On any given week during peak soccer season, FiveThirtyEight offers projections for dozens of club soccer matches across the globe. The sheer volume of matches taking place this time of year can be paralyzing. With that in mind, we’ve added a feature to our club soccer predictions that rates upcoming matches on their quality and importance. You can use this page to pick a few good ones to be sure not to miss.

This week’s biggest match — rated an overall 96 out of 100 — is today’s Champions League round of 16 first leg between Real Madrid and Paris Saint-Germain. This is a bit of a no-brainer — it features Neymar and Cristiano Ronaldo leading the second- and third-best teams in the world against each other in a high-stakes clash. But there are some other good matches to watch: Borussia Dortmund and Atalanta — two of the best eight remaining teams in the Europa League — play each other on Thursday in the round of 32. If we dig deeper, Empoli and Parma — two teams fighting for promotion and the league title at the top of a very tight Italian Serie B — play each other Saturday. And Manchester United plays Chelsea on Feb. 25 in the Premier League in what is a pivotal match for Champions League qualification.

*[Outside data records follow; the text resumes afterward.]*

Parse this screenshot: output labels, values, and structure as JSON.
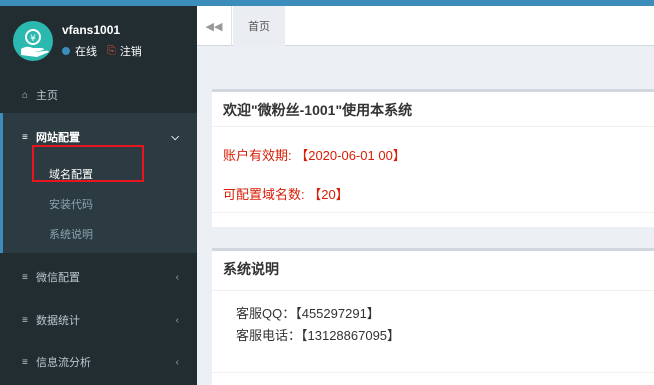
{
  "user": {
    "name": "vfans1001",
    "status": "在线",
    "logout_label": "注销"
  },
  "sidebar": {
    "items": [
      {
        "label": "主页",
        "icon": "home-icon"
      },
      {
        "label": "网站配置",
        "icon": "bars-icon",
        "expanded": true,
        "children": [
          "域名配置",
          "安装代码",
          "系统说明"
        ]
      },
      {
        "label": "微信配置",
        "icon": "bars-icon"
      },
      {
        "label": "数据统计",
        "icon": "bars-icon"
      },
      {
        "label": "信息流分析",
        "icon": "bars-icon"
      }
    ]
  },
  "tabs": [
    {
      "label": "首页"
    }
  ],
  "welcome_box": {
    "title": "欢迎\"微粉丝-1001\"使用本系统",
    "expiry": "账户有效期: 【2020-06-01 00】",
    "domain_count": "可配置域名数: 【20】"
  },
  "info_box": {
    "title": "系统说明",
    "qq": "客服QQ：【455297291】",
    "phone": "客服电话：【13128867095】"
  },
  "colors": {
    "accent": "#3c8dbc",
    "sidebar_bg": "#222d32",
    "alert_red": "#d81e06",
    "highlight_box": "#e8141f"
  }
}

Here’s how we calculate our match ratings:

Quality is simply a measure of how good the teams are. Specifically, it’s the harmonic mean of the two teams’ Soccer Power Index ratings. (We’re using the harmonic mean instead of merely averaging the two ratings because in lopsided matches it limits the impact of very high or low ratings, resulting in a more balanced number.) Because every team has an SPI rating between 0 and 100, our match quality stat also ranges from 0 to 100.

Importance is a measure of how much the outcome of the match will affect our forecast for how likely the two teams are to win the league, or be relegated or promoted, among other things. To calculate it, we generate probabilities conditional on each team winning the match and then find the difference between those two possible numbers.

We consider different factors depending on which league the match is being played in. For some leagues, our forecasts cover winning the league and qualifying for the Champions League, for example.

We take a weighted average of the change in each applicable factor and scale the result to between 0 and 100. All leagues are treated equally when calculating importance, so a match to decide the winner of the Swedish Allsvenskan would rate just as high as a match to decide the winner of the English Premier League.

The overall match rating is just the average of quality and importance.

Visit our club soccer predictions to explore the ratings of all the upcoming matches yourself.